The movie fell similarly short on a number of plot points. At one point, Casey's principal tries to get one of his parents into her office for a talk by themselves as a ruse to infect the parent with a snatcher. There's a moment of tension as no one believes Casey's story. If his parents are infected, we assume he'll lose them forever; he's about to watch them walk into their deaths. Some fast talking saves the day, but it doesn't matter too much. We find out later that every infected person will be A-OK if the queen snatcher is killed. This also results in an unusually low body count for a teen horror movie. None of the (human) teens buy the farm. Only a couple of teachers meet their fate.

Otherwise, it's an alright horror flick. Unlike others of my generation, I have no problem with so-called "WB horror." Never a watcher of '90s teen dramas, horror movies casting from those shows don't seem any different from other teen movies with teen actors.

And to Miramax: eat me. This is your third non-anamorphic transfer in a row (after Four Rooms and From Dusk Till Dawn). It's the HDTV era: zooming these things makes 'em look like crap. (6/10)

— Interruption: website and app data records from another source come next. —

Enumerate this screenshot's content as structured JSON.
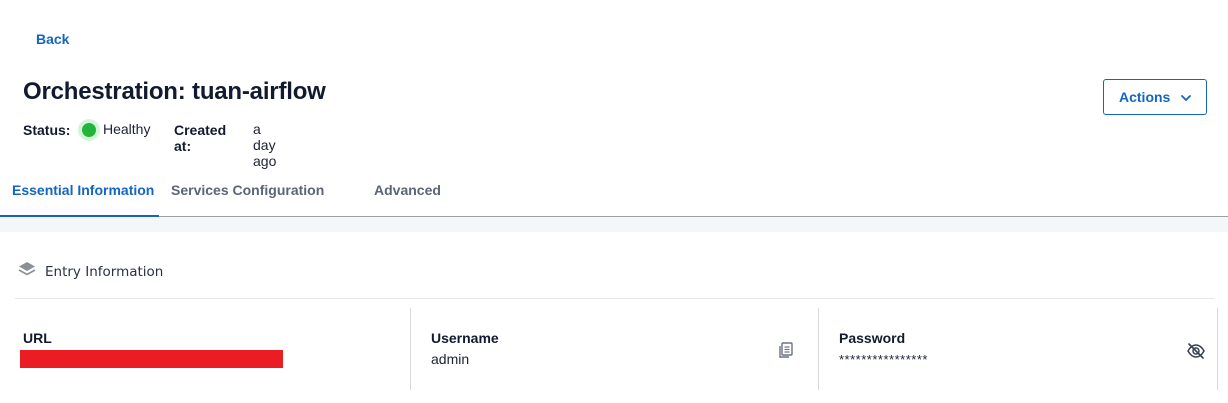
{
  "nav": {
    "back_label": "Back"
  },
  "header": {
    "title": "Orchestration: tuan-airflow",
    "status_label": "Status:",
    "status_value": "Healthy",
    "status_color": "#22b53a",
    "created_label": "Created at:",
    "created_value": "a day ago",
    "actions_label": "Actions",
    "actions_icon": "chevron-down-icon"
  },
  "tabs": [
    {
      "label": "Essential Information",
      "active": true
    },
    {
      "label": "Services Configuration",
      "active": false
    },
    {
      "label": "Advanced",
      "active": false
    }
  ],
  "entry_section": {
    "title": "Entry Information",
    "icon": "layers-icon",
    "fields": {
      "url": {
        "label": "URL",
        "value": "",
        "redacted": true,
        "redaction_color": "#ea1c24"
      },
      "username": {
        "label": "Username",
        "value": "admin",
        "action_icon": "copy-icon"
      },
      "password": {
        "label": "Password",
        "value": "****************",
        "action_icon": "eye-off-icon"
      }
    }
  },
  "colors": {
    "accent": "#1565c0",
    "text": "#111a2e"
  }
}
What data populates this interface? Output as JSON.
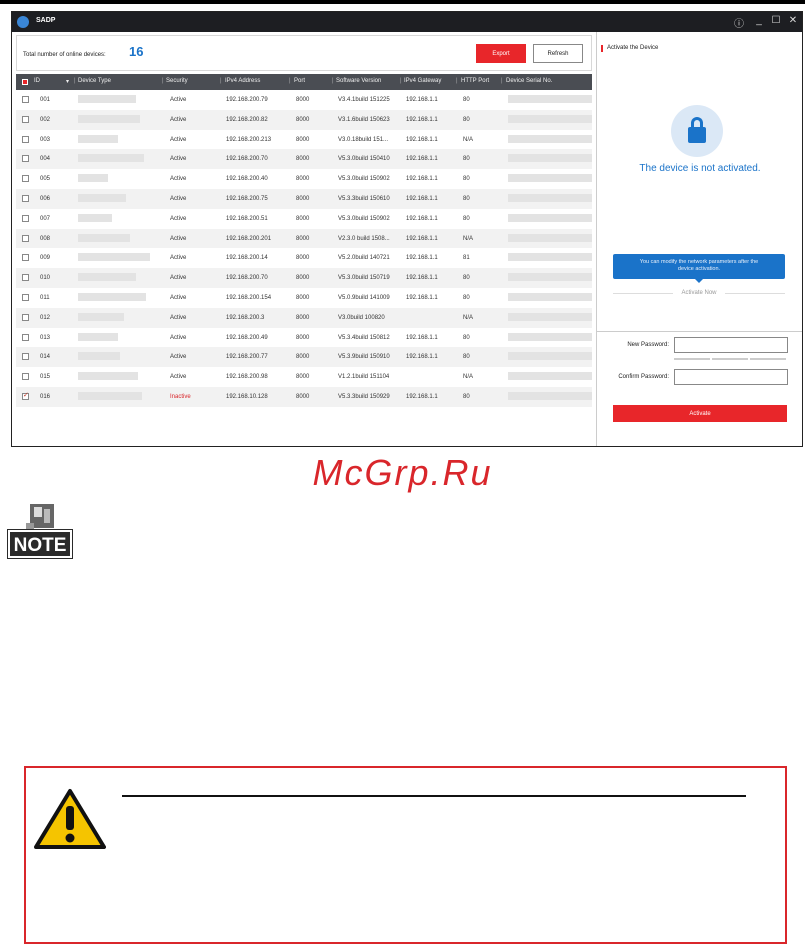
{
  "window": {
    "title": "SADP",
    "controls": [
      "ⓘ",
      "_",
      "☐",
      "✕"
    ]
  },
  "header": {
    "total_label": "Total number of online devices:",
    "total_count": "16",
    "export_label": "Export",
    "refresh_label": "Refresh"
  },
  "table": {
    "columns": [
      "ID",
      "Device Type",
      "Security",
      "IPv4 Address",
      "Port",
      "Software Version",
      "IPv4 Gateway",
      "HTTP Port",
      "Device Serial No."
    ],
    "rows": [
      {
        "id": "001",
        "security": "Active",
        "ip": "192.168.200.79",
        "port": "8000",
        "version": "V3.4.1build 151225",
        "gateway": "192.168.1.1",
        "http": "80",
        "checked": false
      },
      {
        "id": "002",
        "security": "Active",
        "ip": "192.168.200.82",
        "port": "8000",
        "version": "V3.1.6build 150623",
        "gateway": "192.168.1.1",
        "http": "80",
        "checked": false
      },
      {
        "id": "003",
        "security": "Active",
        "ip": "192.168.200.213",
        "port": "8000",
        "version": "V3.0.18build 151...",
        "gateway": "192.168.1.1",
        "http": "N/A",
        "checked": false
      },
      {
        "id": "004",
        "security": "Active",
        "ip": "192.168.200.70",
        "port": "8000",
        "version": "V5.3.0build 150410",
        "gateway": "192.168.1.1",
        "http": "80",
        "checked": false
      },
      {
        "id": "005",
        "security": "Active",
        "ip": "192.168.200.40",
        "port": "8000",
        "version": "V5.3.0build 150902",
        "gateway": "192.168.1.1",
        "http": "80",
        "checked": false
      },
      {
        "id": "006",
        "security": "Active",
        "ip": "192.168.200.75",
        "port": "8000",
        "version": "V5.3.3build 150610",
        "gateway": "192.168.1.1",
        "http": "80",
        "checked": false
      },
      {
        "id": "007",
        "security": "Active",
        "ip": "192.168.200.51",
        "port": "8000",
        "version": "V5.3.0build 150902",
        "gateway": "192.168.1.1",
        "http": "80",
        "checked": false
      },
      {
        "id": "008",
        "security": "Active",
        "ip": "192.168.200.201",
        "port": "8000",
        "version": "V2.3.0 build 1508...",
        "gateway": "192.168.1.1",
        "http": "N/A",
        "checked": false
      },
      {
        "id": "009",
        "security": "Active",
        "ip": "192.168.200.14",
        "port": "8000",
        "version": "V5.2.0build 140721",
        "gateway": "192.168.1.1",
        "http": "81",
        "checked": false
      },
      {
        "id": "010",
        "security": "Active",
        "ip": "192.168.200.70",
        "port": "8000",
        "version": "V5.3.0build 150719",
        "gateway": "192.168.1.1",
        "http": "80",
        "checked": false
      },
      {
        "id": "011",
        "security": "Active",
        "ip": "192.168.200.154",
        "port": "8000",
        "version": "V5.0.9build 141009",
        "gateway": "192.168.1.1",
        "http": "80",
        "checked": false
      },
      {
        "id": "012",
        "security": "Active",
        "ip": "192.168.200.3",
        "port": "8000",
        "version": "V3.0build 100820",
        "gateway": "",
        "http": "N/A",
        "checked": false
      },
      {
        "id": "013",
        "security": "Active",
        "ip": "192.168.200.49",
        "port": "8000",
        "version": "V5.3.4build 150812",
        "gateway": "192.168.1.1",
        "http": "80",
        "checked": false
      },
      {
        "id": "014",
        "security": "Active",
        "ip": "192.168.200.77",
        "port": "8000",
        "version": "V5.3.9build 150910",
        "gateway": "192.168.1.1",
        "http": "80",
        "checked": false
      },
      {
        "id": "015",
        "security": "Active",
        "ip": "192.168.200.98",
        "port": "8000",
        "version": "V1.2.1build 151104",
        "gateway": "",
        "http": "N/A",
        "checked": false
      },
      {
        "id": "016",
        "security": "Inactive",
        "ip": "192.168.10.128",
        "port": "8000",
        "version": "V5.3.3build 150929",
        "gateway": "192.168.1.1",
        "http": "80",
        "checked": true
      }
    ]
  },
  "activate": {
    "title": "Activate the Device",
    "status_text": "The device is not activated.",
    "tooltip_line1": "You can modify the network parameters after the",
    "tooltip_line2": "device activation.",
    "activate_now": "Activate Now",
    "new_password_label": "New Password:",
    "confirm_password_label": "Confirm Password:",
    "activate_button": "Activate"
  },
  "watermark": "McGrp.Ru",
  "note_label": "NOTE",
  "colors": {
    "accent_red": "#e8262a",
    "accent_blue": "#1a73c9",
    "titlebar": "#1d1e22"
  },
  "icons": {
    "note": "note-icon",
    "warning": "warning-triangle-icon",
    "lock": "lock-icon"
  }
}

1998 - The Ten Minute Film School - This is a brief peak into the shooting of El Mariachi created by Rodriguez for the DVD release. Color me impressed. His hyper-efficient shooting style is a beauty to behold. He films without sound partially to not waste any film shooting slates. He films all of his actors' takes in a row, substituting zooms for camera moves or angle changes. He records all of the dialogue and sound after filming is complete so he can use the actual location's sounds. If an actor screws up, say, a jump over a balcony: stop filming, change angles and have him pick up from slightly before the mistake so it can all be editing together. Every amateur filmmaker and film student in college should watch this. (8/10)

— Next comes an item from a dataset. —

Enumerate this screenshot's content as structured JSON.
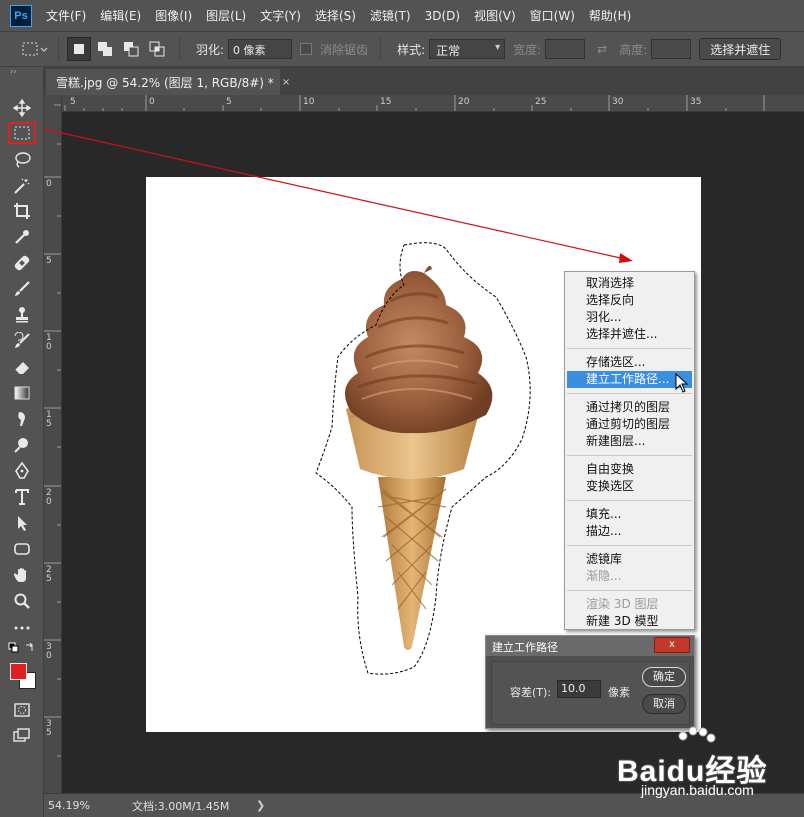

1998 - Ten More Minutes: Anatomy of a Shootout - What did 1000 times more money in the budget do for Rodriguez's shooting style? Rodriguez shows us using footage from the making of Desperado. Mostly, his style has been completely changed. He has so much money, he can have all of the actors and stunt people act their scenes for his video camera so he can pick out the angles he will use when he shoots it for real on a later day. No more frenetic shooting from the hip; he can take his time and figure out things before committing them to celluloid. This is sound advice. If you're filming your first big-budget studio movie, you're going to want to have all your ducks in a row. It's just not as useful as the previous Ten Minutes were for the amateur filmmaker. (7/10)

2001 - Spy Kids - A film I'm looking forward to watching again with my future daughter. It's imaginative, colorful, and full of energy. There are robots made of thumbs, mutants, jetpacks and submarines. There's a solid kid's movie message about families sticking together (even if they sometimes fight). I don't recall any product placement. Who knew the director of Desperado and From Dusk Till Dawn had this in him?

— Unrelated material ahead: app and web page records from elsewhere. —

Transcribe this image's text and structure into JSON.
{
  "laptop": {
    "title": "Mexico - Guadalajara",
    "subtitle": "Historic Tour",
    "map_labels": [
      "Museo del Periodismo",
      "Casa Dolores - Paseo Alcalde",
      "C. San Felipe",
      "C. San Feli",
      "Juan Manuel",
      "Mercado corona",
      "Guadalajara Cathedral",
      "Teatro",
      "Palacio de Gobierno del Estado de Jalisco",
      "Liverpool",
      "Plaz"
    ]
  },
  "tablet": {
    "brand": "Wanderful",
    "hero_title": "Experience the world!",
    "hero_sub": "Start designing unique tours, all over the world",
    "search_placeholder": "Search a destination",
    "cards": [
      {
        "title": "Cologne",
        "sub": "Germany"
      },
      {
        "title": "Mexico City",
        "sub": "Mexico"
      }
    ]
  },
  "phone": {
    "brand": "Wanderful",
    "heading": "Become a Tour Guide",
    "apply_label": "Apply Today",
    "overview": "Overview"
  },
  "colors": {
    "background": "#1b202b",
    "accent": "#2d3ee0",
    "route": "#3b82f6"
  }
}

Extra points go to Teri Hatcher for walking around the entire movie with a hilarious hairdo. (7/10)